Stefan & the Problematix consist of Randy frontman Stefan Granberg backed by members of Regulations, “the Problematix.” If I had to equate it to Randy, I would say it is closest to probably the band's Human Atom Bombs sound, or maybe something off of Welfare Problems. This isn’t to say that the songs sound like they would fit on either of those releases at all. The songs are simply much less poppy than Randy the Band or You Can’t Keep a Good Band Down and less punk than There’s No Way We’re Gonna Fit In or The Rest is Silence. However, they don’t seem to have much interest in trying to be as catchy as the majority of the songs on Atom Bombs or Problems. Along with all this, the songs have a garage-y kind of sounding production.
I’m unfamiliar with the band Regulations, but after some quick YouTube-ing, the sound of this seven-inch is basically if Granberg fronted Regulations--with maybe a tad less hardcore. Still, from the perspective of a Randy fan, this sound doesn’t totally come out of the blue. Randy has worn its influences on its sleeves and made it clear the members love rock ‘n’ roll.
The first song, and the longest, is “In the City.” It seems to be a semi-love song, but it is exactly what you would expect as a result of a guy like Granberg wanting to be in a band that rocked. It has lots of shouting and loud guitars, bass, and drums--and it does rock. It doesn’t have any sort of building up opening, though; everyone is playing their instruments and Granberg is shouting the second the song starts. If you grew up in Sweden in the ‘80s idolizing the rock stars from America, this is the kind of song you would play.
The next song is “Ghost Riders” and I like it a little better.

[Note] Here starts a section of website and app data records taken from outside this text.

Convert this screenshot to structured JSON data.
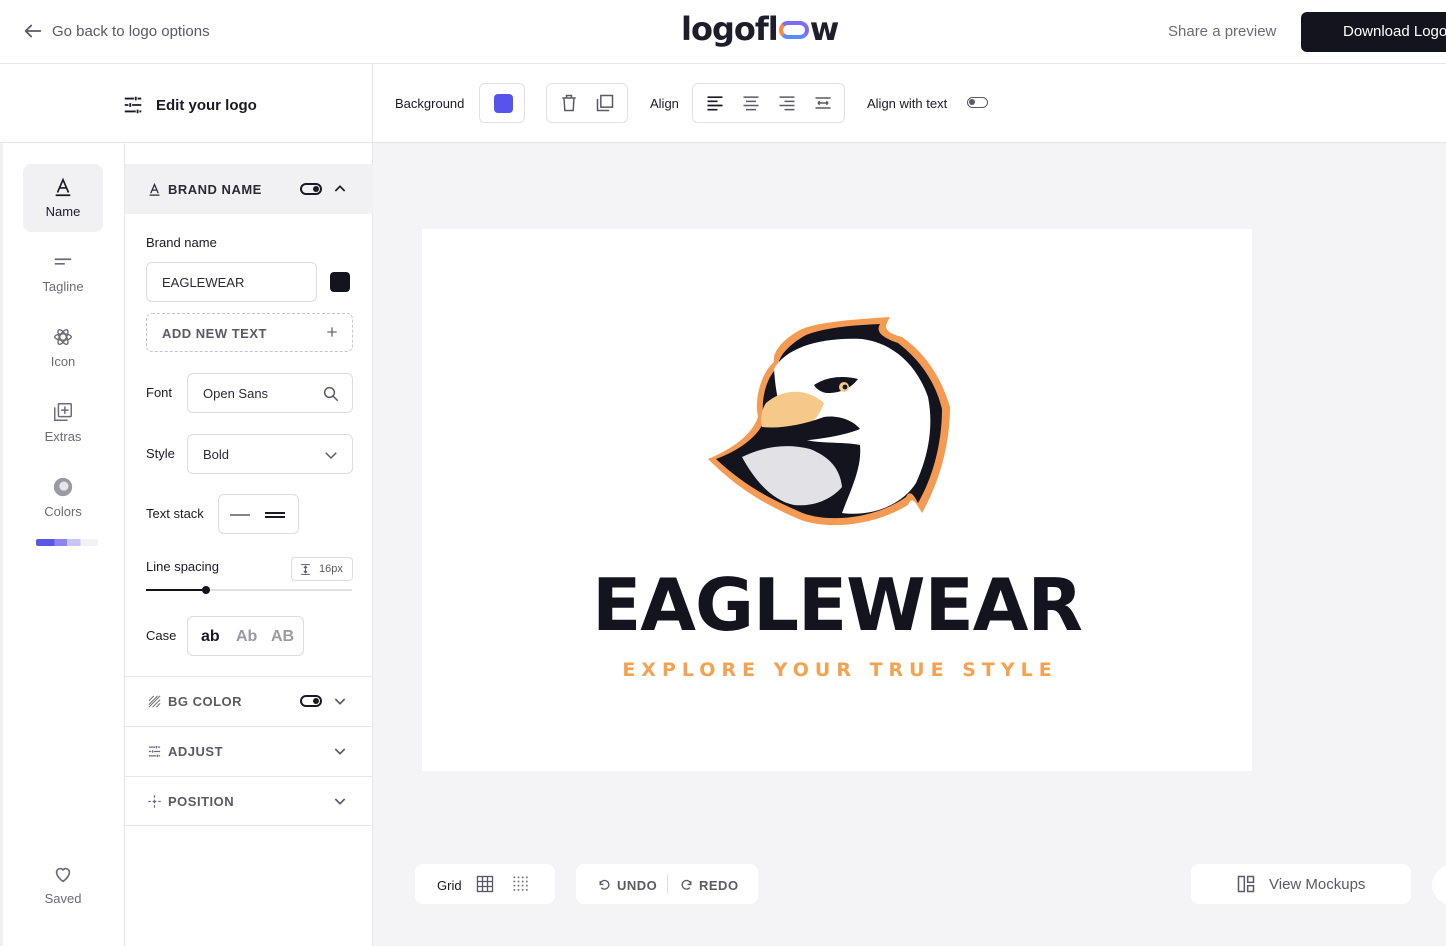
{
  "topbar": {
    "back_label": "Go back to logo options",
    "brand": "logoflow",
    "share_label": "Share a preview",
    "download_label": "Download Logo"
  },
  "edit": {
    "title": "Edit your logo"
  },
  "rail": {
    "items": [
      {
        "label": "Name",
        "icon": "text-a-icon",
        "active": true
      },
      {
        "label": "Tagline",
        "icon": "tagline-lines-icon"
      },
      {
        "label": "Icon",
        "icon": "atom-icon"
      },
      {
        "label": "Extras",
        "icon": "add-layer-icon"
      },
      {
        "label": "Colors",
        "icon": "color-circle-icon"
      }
    ],
    "saved_label": "Saved",
    "palette": [
      "#5b56e8",
      "#8c87f0",
      "#c8c6f6",
      "#f2f2f6"
    ]
  },
  "brand_section": {
    "title": "BRAND NAME",
    "enabled": true,
    "brand_name_label": "Brand name",
    "brand_name_value": "EAGLEWEAR",
    "text_color": "#14141f",
    "add_text_label": "ADD NEW TEXT",
    "font_label": "Font",
    "font_value": "Open Sans",
    "style_label": "Style",
    "style_value": "Bold",
    "text_stack_label": "Text stack",
    "line_spacing_label": "Line spacing",
    "line_spacing_value": "16px",
    "line_spacing_level": 0.29,
    "case_label": "Case",
    "case_options": [
      "ab",
      "Ab",
      "AB"
    ],
    "case_selected": "ab"
  },
  "collapsed_sections": [
    {
      "title": "BG COLOR",
      "has_toggle": true
    },
    {
      "title": "ADJUST"
    },
    {
      "title": "POSITION"
    }
  ],
  "toolbar": {
    "background_label": "Background",
    "background_color": "#5654ea",
    "align_label": "Align",
    "align_with_text_label": "Align with text",
    "align_with_text_on": false
  },
  "logo": {
    "name": "EAGLEWEAR",
    "tagline": "EXPLORE YOUR TRUE STYLE",
    "name_color": "#14141f",
    "tagline_color": "#f4a24f"
  },
  "bottom": {
    "grid_label": "Grid",
    "undo_label": "UNDO",
    "redo_label": "REDO",
    "mockups_label": "View Mockups"
  }
}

Granberg’s vocals don't immediately go for shouting, but working their way up in loudness also works better. The song is a little faster than “In the City,” but less loud. The lyrics are about ghost riders going out, and the apparent danger of being out while the ghost riders are also out. While the subject matter isn’t the most inspired idea ever, whatever works for the band is fine. There is some nice chanting and some backing vocals that work and the lyrics don’t get in the way. Overall, it is a nice, enjoyable song.
The third song is titled “S.S.D.D.,” which, you will learn, stands for “same shit, different day,” as it is sung. This song seems to want to walk the thin line between being a “cool” rock song and actually being personal. I realize singing about having feelings of unhappiness because of the “same shit” on a “different day” aren’t exactly the most personal lyrics, but they are a nice change of pace after two songs more-or-less being sung about cool stuff. “Same shit, different day / I have to break away / Can’t have it any other way now” is solid enough, and, musically, this is my favorite song. While the track definitely tries to rock the entire time, there is still some variety and changing-it-up going on. The backing vocals on this song are the best utilized on the seven-inch.
Overall, this is a fairly enjoyable release. As a fan of Randy, I’m a little disappointed in some of the lyrics because Stefan has shown he can write songs with a lot more meaning than these ones. However, it seems the main point of this release was to rock and have fun. And, for those purposes, it works. I’d recommend it to any Randy completists or Regulations completists. I would also recommend it as a consolation for anyone sitting around waiting for a new Randy album.